Balance is also related to how much of each food group we allow ourselves. Food should be fun. But it should also be a balance between nutritionally dense foods, and a little of something naughty. Don’t cut out the treats entirely, but do keep a check on how often you allow yourself them. Too much of a ‘good thing’ isn’t always a good thing. Some people allow themselves cheat days, others a treat at the end of the week. It could be a takeaway, wine, or your favourite chocolate bar. Other people allow themselves something small each day whilst maintaining healthy meal choices. It’s all about keeping what we consume in balance.
Mix it up!
Furthermore, we really mustn’t eat meat every day. We are an ever-growing global population, one that cannot sustain the consumption of meat every day. Therefore, introducing healthy meals that are plant or veg-based, not only does your body good, but the planet good too. I was completely skeptical of tofu for years, but considering its health benefits and as a meat alternative, I gave it a go. And now it’s a part of my meal repertoire. Trying new foods, being adventurous, allows you to try foods that you might not have considered before, and turns boring things like tofu into delicious meals.
Sustainable eating is possible, not just for now, but for life.
A good relationship

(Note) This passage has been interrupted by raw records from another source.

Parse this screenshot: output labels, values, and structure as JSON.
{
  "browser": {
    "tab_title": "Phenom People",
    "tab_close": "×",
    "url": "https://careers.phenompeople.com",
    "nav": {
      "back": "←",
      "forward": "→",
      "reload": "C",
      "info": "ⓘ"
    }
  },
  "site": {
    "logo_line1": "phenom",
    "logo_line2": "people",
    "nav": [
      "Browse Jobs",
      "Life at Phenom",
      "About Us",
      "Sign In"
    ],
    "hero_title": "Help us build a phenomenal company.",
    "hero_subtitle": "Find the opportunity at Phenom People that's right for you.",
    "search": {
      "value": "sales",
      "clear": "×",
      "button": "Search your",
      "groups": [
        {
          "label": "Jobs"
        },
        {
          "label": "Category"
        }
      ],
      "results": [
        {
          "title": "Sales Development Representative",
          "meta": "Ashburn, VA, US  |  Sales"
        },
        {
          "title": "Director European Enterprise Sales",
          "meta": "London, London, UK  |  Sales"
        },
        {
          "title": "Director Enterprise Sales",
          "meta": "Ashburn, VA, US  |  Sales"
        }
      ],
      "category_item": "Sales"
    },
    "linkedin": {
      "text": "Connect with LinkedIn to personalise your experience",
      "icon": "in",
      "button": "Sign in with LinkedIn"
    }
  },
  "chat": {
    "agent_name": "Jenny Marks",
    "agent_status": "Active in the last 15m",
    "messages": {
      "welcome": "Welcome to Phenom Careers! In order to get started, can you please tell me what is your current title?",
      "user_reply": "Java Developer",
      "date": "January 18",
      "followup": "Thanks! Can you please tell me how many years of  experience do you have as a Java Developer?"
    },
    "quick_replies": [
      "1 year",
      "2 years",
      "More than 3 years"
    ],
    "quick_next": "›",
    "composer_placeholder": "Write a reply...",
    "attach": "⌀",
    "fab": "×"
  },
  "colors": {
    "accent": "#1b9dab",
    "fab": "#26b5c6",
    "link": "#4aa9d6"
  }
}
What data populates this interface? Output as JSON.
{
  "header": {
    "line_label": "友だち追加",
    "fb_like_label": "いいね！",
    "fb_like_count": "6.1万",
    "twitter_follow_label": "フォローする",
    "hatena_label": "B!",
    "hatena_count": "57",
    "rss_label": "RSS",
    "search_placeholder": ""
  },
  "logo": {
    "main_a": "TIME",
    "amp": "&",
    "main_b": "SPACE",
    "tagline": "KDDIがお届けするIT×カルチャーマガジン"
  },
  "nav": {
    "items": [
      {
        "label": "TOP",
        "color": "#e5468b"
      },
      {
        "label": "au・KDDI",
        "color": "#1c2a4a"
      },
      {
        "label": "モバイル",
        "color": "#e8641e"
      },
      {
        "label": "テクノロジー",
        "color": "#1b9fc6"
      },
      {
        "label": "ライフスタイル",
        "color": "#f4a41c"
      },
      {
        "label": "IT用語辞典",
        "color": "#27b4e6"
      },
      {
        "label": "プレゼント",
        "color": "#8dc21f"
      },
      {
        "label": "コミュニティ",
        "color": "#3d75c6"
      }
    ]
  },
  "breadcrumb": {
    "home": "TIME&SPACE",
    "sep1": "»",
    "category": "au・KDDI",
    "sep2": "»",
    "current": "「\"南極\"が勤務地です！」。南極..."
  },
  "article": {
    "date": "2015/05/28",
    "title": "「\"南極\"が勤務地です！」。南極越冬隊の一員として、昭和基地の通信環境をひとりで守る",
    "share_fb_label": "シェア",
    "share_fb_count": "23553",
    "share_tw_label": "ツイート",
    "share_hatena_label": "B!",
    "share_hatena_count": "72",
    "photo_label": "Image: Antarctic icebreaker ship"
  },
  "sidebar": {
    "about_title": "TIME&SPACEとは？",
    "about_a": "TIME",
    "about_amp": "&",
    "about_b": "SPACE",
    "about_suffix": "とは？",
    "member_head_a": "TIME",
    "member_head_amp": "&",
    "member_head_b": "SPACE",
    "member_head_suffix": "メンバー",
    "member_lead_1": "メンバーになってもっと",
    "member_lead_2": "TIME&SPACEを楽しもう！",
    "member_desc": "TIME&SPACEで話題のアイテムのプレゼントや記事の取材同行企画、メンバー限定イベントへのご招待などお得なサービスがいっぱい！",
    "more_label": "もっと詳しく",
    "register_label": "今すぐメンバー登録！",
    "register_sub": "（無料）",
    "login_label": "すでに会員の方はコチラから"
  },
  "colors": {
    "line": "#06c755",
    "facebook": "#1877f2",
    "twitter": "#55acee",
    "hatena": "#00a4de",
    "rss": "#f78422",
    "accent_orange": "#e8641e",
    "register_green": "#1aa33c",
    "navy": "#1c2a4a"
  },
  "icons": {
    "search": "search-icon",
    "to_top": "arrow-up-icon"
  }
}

Further to what I said before about eating the right foods and keeping our consumption in balance, we must develop a good relationship with food if we are to be successful. Too much, or too little, of a good thing can throw us off balance and put us into struggle mode. We feel the strain physically and mentally when we are not getting the balance right. Not enough and we risk, at worst, anorexia. Too much and we enter the realms of obesity. Either way, our bodies suffer, as does our mental health. So we must develop a healthy and sustainable relationship with food in order to keep the balance right. It can be done! By pooling together the knowledge and ideas about eating the right foods, and consumption, we can generate a habit of sustainable eating in our lives.
Maintaining a healthy relationship with food is one that many people struggle with. Today society feeds us lies about what we should look like if we are to be considered beautiful. Rake thin, bigger muscles, big boobs, curves in the right places, golden tan…I could go on. But none of it is real. None of it is you. The most important lesson in life is to be at peace with yourself. And you cannot do that when you are filling your head with nonsense that does nothing but bring you down.
Last week I blogged about a principle called Kaizen whereby we change incrementally every day by 1%. These small and manageable changes each day amount to a big change that does us good physically, mentally, or spiritually. Introducing change can be difficult, but if we make one little change, make one better choice, each day, we will see huge improvements down the line. Nothing worth doing is instantaneous. It takes effort, force of will, and the desire to see change. That includes how we see ourselves and how we see food.
Sustainable eating for life
I’ve said it before and I’ll say it again. I LOVE FOOD! But it is something I have to manage each day. Some days I’m better at it than others. But if I don’t make conscious choices about what I eat I’m not only doing myself harm but the planet harm too. Sustainable eating is for life. Fad diets only discourage us, either by not working at all or by working in the short term and then failing in the end because they are not sustainable. Healthy eating, healthy living, is a daily choice that must be worked on but must also be enjoyed. Otherwise, it won’t last. And what is life if it is not enjoyed?